When It Comes To Solar Power, Small Scale Is Beautiful

In my years writing about energy it’s always the big projects that seem to excite people — both readers and the PR people pitching you stories for their clients. It’s hardly unnatural. A planned gigawatt-sized concentrating solar power plant, with a massive central tower, photographed (more likely Photoshopped) with rays of streaming potentiality bounced towards it by a veritable sea of of mirrors, is indeed a stirring sight.

But, in the words of E.F. Schumacher, small is beautiful — especially when it comes to solar power.

On rooftops, over parking lots, in backyards, on farms, on commercial rooftops, we need a massive build out of solar power — owned by individuals, cooperatives, small companies, not traditional utilities. Germany has already been doing this, where over half of its world-leading solar power capacity is owned by citizens and farmers. It’s here that we ought to be investing our time, energy, and resources before we go covering new land with solar panels and heliostats.

After all, unlike wind power (which is usually best well outside of densely developed areas), the sun shines equally well on top of places we’ve already built on, where we already live, work, and do business, as it does far away from where the power is needed.

Over 300 Gigawatts of Power Waiting on Our Rooftops – And That’s Just the Top 10 States

Just looking at the United States, recent research from the Solar Energy Industries Association shows that there’s huge rooftop solar power potential waiting to be tapped.

California leads the nation, with 76 gigawatts, just on the roof of buildings. Texas trails a bit with 60 GW — especially remarkable considering how much of the state, particularly in the western half is barely developed at all, much wilderness or rangeland. Florida has 49 GW of potential rooftop solar power; Ohio has 27 GW; Illinois 26 GW; Georgia and New 25 GW each; North Carolina 23 GW; Michigan and Pennsylvania each have 22 GW.

Right now, California is using a bit over a gigawatt of that potential, with some 626,000 homes having solar power. Arizona, the sunniest state in the nation, though not making the top-10 list of most solar potential (there’s a lot of largely undeveloped desert there…), has solar on about 139,000 homes, for a total of 710 megawatts.

Those are some really big numbers in total, but to bring them from the potential to actual, a huge amount of individual action must take place.

Even then, not all of that potential can easily be accessed, or accessed at all. Consider the case of New York City, where I live. There are thousands of rooftops without solar power here, just on the island of Manhattan, but just taking the residential ones, there are logistical hurdles to be leapt.

For example, my building, which has 24 separate apartments in it, wants to install solar panels. We even have the roof space to probably generate enough electricity for everyone in the building. But due to the way the electricity is metered in the building, a smaller system will be installed, enough to cover the electricity used in the common areas of the building and the exterior lights. There’s no way we could actually meter electricity right now for each unit, how much of the solar power we could produce was going to my apartment versus my neighbors.

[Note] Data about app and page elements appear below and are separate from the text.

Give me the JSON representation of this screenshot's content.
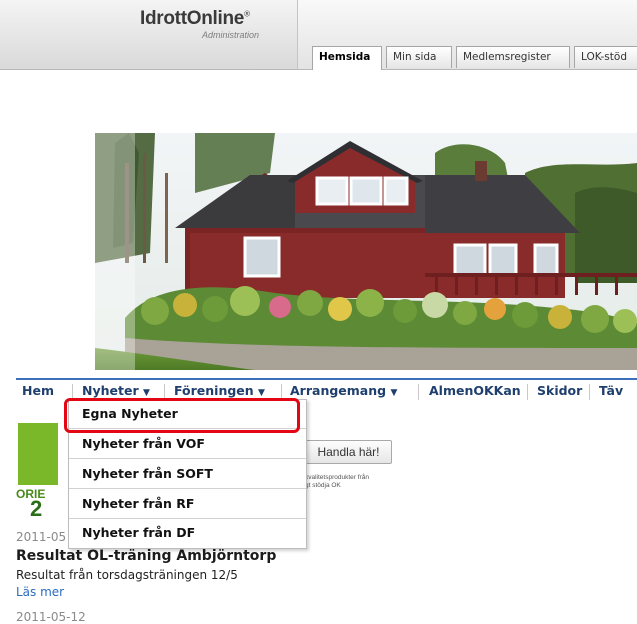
{
  "header": {
    "logo_text": "IdrottOnline",
    "logo_mark": "®",
    "logo_subtitle": "Administration",
    "tabs": [
      {
        "label": "Hemsida",
        "active": true
      },
      {
        "label": "Min sida",
        "active": false
      },
      {
        "label": "Medlemsregister",
        "active": false
      },
      {
        "label": "LOK-stöd",
        "active": false
      }
    ]
  },
  "nav": {
    "items": [
      {
        "label": "Hem",
        "has_caret": false
      },
      {
        "label": "Nyheter",
        "has_caret": true
      },
      {
        "label": "Föreningen",
        "has_caret": true
      },
      {
        "label": "Arrangemang",
        "has_caret": true
      },
      {
        "label": "AlmenOKKan",
        "has_caret": false
      },
      {
        "label": "Skidor",
        "has_caret": false
      },
      {
        "label": "Täv",
        "has_caret": false
      }
    ],
    "caret_glyph": "▼",
    "accent_color": "#3b6fb8"
  },
  "dropdown": {
    "items": [
      {
        "label": "Egna Nyheter",
        "highlighted": true
      },
      {
        "label": "Nyheter från VOF",
        "highlighted": false
      },
      {
        "label": "Nyheter från SOFT",
        "highlighted": false
      },
      {
        "label": "Nyheter från RF",
        "highlighted": false
      },
      {
        "label": "Nyheter från DF",
        "highlighted": false
      }
    ],
    "highlight_color": "#e30613"
  },
  "promo": {
    "logo_ori": "ORIE",
    "logo_num": "2",
    "button_label": "Handla här!",
    "small_text": "kvalitetsprodukter från\ngt stödja OK"
  },
  "news": [
    {
      "date": "2011-05",
      "title": "Resultat OL-träning Ambjörntorp",
      "excerpt": "Resultat från torsdagsträningen 12/5",
      "more": "Läs mer"
    },
    {
      "date": "2011-05-12"
    }
  ]
}
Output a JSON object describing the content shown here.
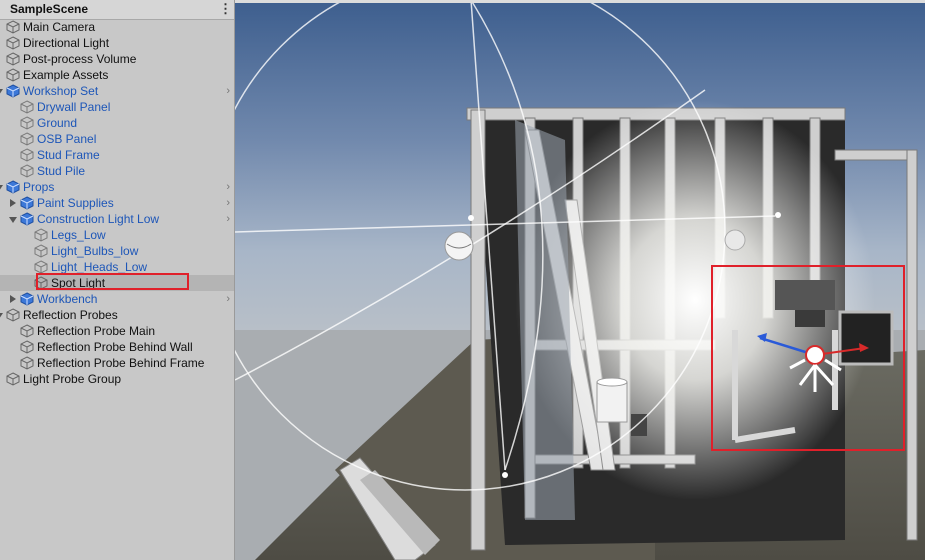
{
  "hierarchy": {
    "scene_name": "SampleScene",
    "menu_glyph": "⋮",
    "items": [
      {
        "label": "Main Camera",
        "depth": 0,
        "foldout": "none",
        "prefab": false
      },
      {
        "label": "Directional Light",
        "depth": 0,
        "foldout": "none",
        "prefab": false
      },
      {
        "label": "Post-process Volume",
        "depth": 0,
        "foldout": "none",
        "prefab": false
      },
      {
        "label": "Example Assets",
        "depth": 0,
        "foldout": "none",
        "prefab": false
      },
      {
        "label": "Workshop Set",
        "depth": 0,
        "foldout": "open",
        "prefab": true,
        "chevron": true
      },
      {
        "label": "Drywall Panel",
        "depth": 1,
        "foldout": "none",
        "prefab": true
      },
      {
        "label": "Ground",
        "depth": 1,
        "foldout": "none",
        "prefab": true
      },
      {
        "label": "OSB Panel",
        "depth": 1,
        "foldout": "none",
        "prefab": true
      },
      {
        "label": "Stud Frame",
        "depth": 1,
        "foldout": "none",
        "prefab": true
      },
      {
        "label": "Stud Pile",
        "depth": 1,
        "foldout": "none",
        "prefab": true
      },
      {
        "label": "Props",
        "depth": 0,
        "foldout": "open",
        "prefab": true,
        "chevron": true
      },
      {
        "label": "Paint Supplies",
        "depth": 1,
        "foldout": "closed",
        "prefab": true,
        "chevron": true
      },
      {
        "label": "Construction Light Low",
        "depth": 1,
        "foldout": "open",
        "prefab": true,
        "chevron": true
      },
      {
        "label": "Legs_Low",
        "depth": 2,
        "foldout": "none",
        "prefab": true
      },
      {
        "label": "Light_Bulbs_low",
        "depth": 2,
        "foldout": "none",
        "prefab": true
      },
      {
        "label": "Light_Heads_Low",
        "depth": 2,
        "foldout": "none",
        "prefab": true
      },
      {
        "label": "Spot Light",
        "depth": 2,
        "foldout": "none",
        "prefab": false,
        "selected": true
      },
      {
        "label": "Workbench",
        "depth": 1,
        "foldout": "closed",
        "prefab": true,
        "chevron": true
      },
      {
        "label": "Reflection Probes",
        "depth": 0,
        "foldout": "open",
        "prefab": false
      },
      {
        "label": "Reflection Probe Main",
        "depth": 1,
        "foldout": "none",
        "prefab": false
      },
      {
        "label": "Reflection Probe Behind Wall",
        "depth": 1,
        "foldout": "none",
        "prefab": false
      },
      {
        "label": "Reflection Probe Behind Frame",
        "depth": 1,
        "foldout": "none",
        "prefab": false
      },
      {
        "label": "Light Probe Group",
        "depth": 0,
        "foldout": "none",
        "prefab": false
      }
    ]
  },
  "colors": {
    "prefab_text": "#1d56b8",
    "highlight_red": "#e0202a",
    "selected_row": "#b4b4b4"
  },
  "icons": {
    "object": "cube-outline-icon",
    "prefab": "cube-blue-icon",
    "fold_open": "triangle-down-icon",
    "fold_closed": "triangle-right-icon",
    "chevron": "chevron-right-icon",
    "menu": "kebab-menu-icon"
  }
}
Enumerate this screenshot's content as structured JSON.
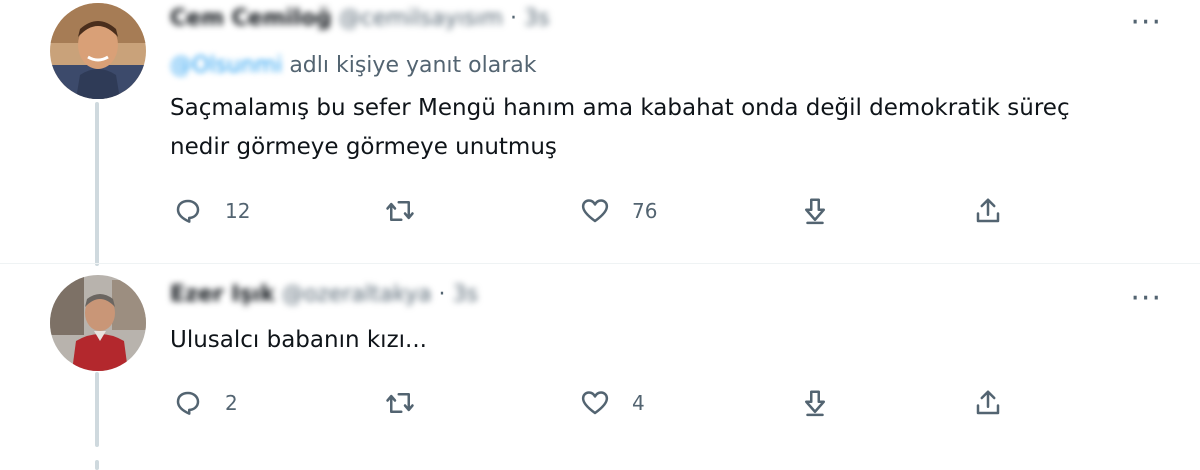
{
  "tweets": [
    {
      "name": "Cem Cemiloğ",
      "handle": "@cemilsayısım",
      "sep": "·",
      "time": "3s",
      "reply_mention": "@Olsunmi",
      "reply_suffix": "adlı kişiye yanıt olarak",
      "text": "Saçmalamış bu sefer Mengü hanım ama kabahat onda değil demokratik süreç nedir görmeye görmeye unutmuş",
      "more_label": "···",
      "reply_count": "12",
      "retweet_count": "",
      "like_count": "76"
    },
    {
      "name": "Ezer Işık",
      "handle": "@ozeraltakya",
      "sep": "·",
      "time": "3s",
      "text": "Ulusalcı babanın kızı...",
      "more_label": "···",
      "reply_count": "2",
      "retweet_count": "",
      "like_count": "4"
    }
  ],
  "icons": {
    "reply": "reply-icon",
    "retweet": "retweet-icon",
    "like": "like-icon",
    "download": "download-icon",
    "share": "share-icon",
    "more": "more-icon"
  },
  "colors": {
    "link": "#1d9bf0",
    "secondary": "#536471",
    "thread_line": "#cfd9de"
  }
}
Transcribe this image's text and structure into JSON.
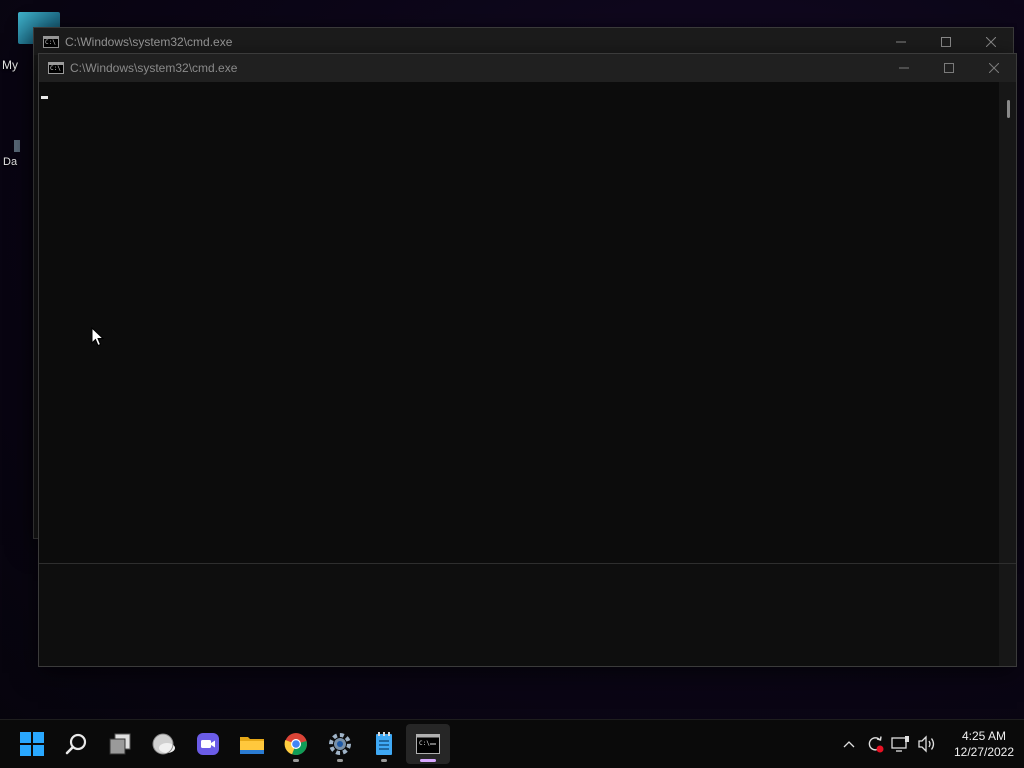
{
  "desktop": {
    "icon1_label": "My",
    "icon2_label": "Da"
  },
  "back_window": {
    "title": "C:\\Windows\\system32\\cmd.exe"
  },
  "front_window": {
    "title": "C:\\Windows\\system32\\cmd.exe"
  },
  "taskbar": {
    "apps": [
      "start",
      "search",
      "task-view",
      "onedrive",
      "meet",
      "file-explorer",
      "chrome",
      "settings",
      "notepad",
      "cmd"
    ],
    "active_app": "cmd"
  },
  "tray": {
    "time": "4:25 AM",
    "date": "12/27/2022"
  },
  "colors": {
    "accent": "#0078d4",
    "active_indicator": "#d8a8ff"
  }
}
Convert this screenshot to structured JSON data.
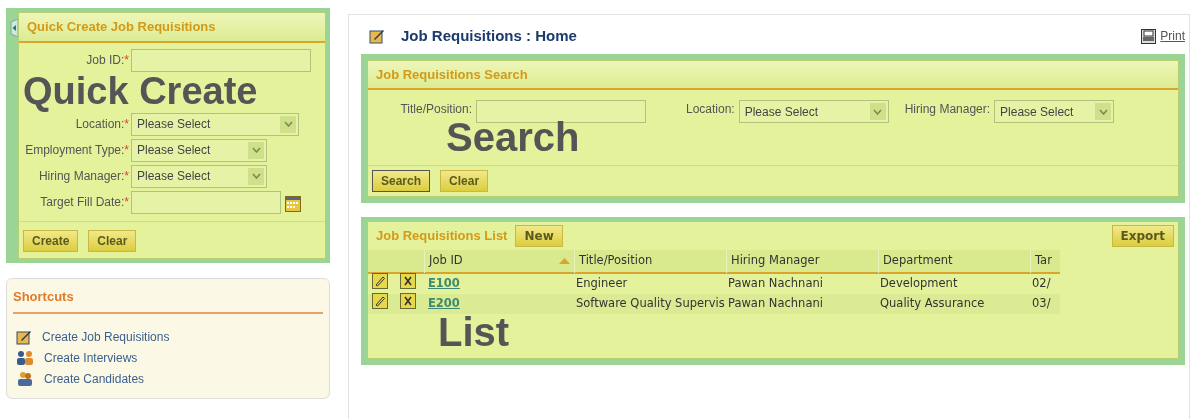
{
  "quick_create": {
    "title": "Quick Create Job Requisitions",
    "overlay_label": "Quick Create",
    "fields": [
      {
        "kind": "text",
        "label": "Job ID:",
        "required_mark": "*"
      },
      {
        "kind": "select",
        "label": "Location:",
        "required_mark": "*",
        "value": "Please Select"
      },
      {
        "kind": "select",
        "label": "Employment Type:",
        "required_mark": "*",
        "value": "Please Select"
      },
      {
        "kind": "select",
        "label": "Hiring Manager:",
        "required_mark": "*",
        "value": "Please Select"
      },
      {
        "kind": "date",
        "label": "Target Fill Date:",
        "required_mark": "*"
      }
    ],
    "buttons": [
      "Create",
      "Clear"
    ]
  },
  "shortcuts": {
    "title": "Shortcuts",
    "items": [
      {
        "label": "Create Job Requisitions",
        "kind": "edit"
      },
      {
        "label": "Create Interviews",
        "kind": "interview"
      },
      {
        "label": "Create Candidates",
        "kind": "candidates"
      }
    ]
  },
  "page": {
    "title": "Job Requisitions : Home",
    "print": "Print"
  },
  "search": {
    "title": "Job Requisitions Search",
    "overlay_label": "Search",
    "fields": [
      {
        "kind": "text",
        "label": "Title/Position:"
      },
      {
        "kind": "select",
        "label": "Location:",
        "value": "Please Select"
      },
      {
        "kind": "select",
        "label": "Hiring Manager:",
        "value": "Please Select"
      }
    ],
    "buttons": [
      "Search",
      "Clear"
    ]
  },
  "list": {
    "title": "Job Requisitions List",
    "new_button": "New",
    "export_button": "Export",
    "overlay_label": "List",
    "columns": [
      {
        "label": "Job ID",
        "sorted": true
      },
      {
        "label": "Title/Position"
      },
      {
        "label": "Hiring Manager"
      },
      {
        "label": "Department"
      },
      {
        "label": "Tar"
      }
    ],
    "rows": [
      {
        "job_id": "E100",
        "title": "Engineer",
        "manager": "Pawan Nachnani",
        "department": "Development",
        "column_5": "02/"
      },
      {
        "job_id": "E200",
        "title": "Software Quality Supervis",
        "manager": "Pawan Nachnani",
        "department": "Quality Assurance",
        "column_5": "03/"
      }
    ]
  }
}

But let’s not focus too much on these hurdles. More places in the nation won’t have my particular problem than will.

The point here isn’t to give an overview of everything you need to know to buy solar panels for your home. There are plenty of resources for that. But instead I want to highlight some interesting alternatives to just buying solar panels.

From his home in New York City, Mat McDermott writes about energy and resource consumption, environmental ethics, climate change, issues of animal welfare and animal consciousness, and the response of religious communities to environmental problems. He was editor of business, politics, and energy content for TreeHugger.com from 2008 though 2012. Beyond writing, Mat is an Advisor for The Bhumi Project, a Hindu environmental organization based in the UK, affiliated with the Oxford Centre for Hindu Studies and the Alliance of Religions and Conservation. Follow him on Facebook and Twitter.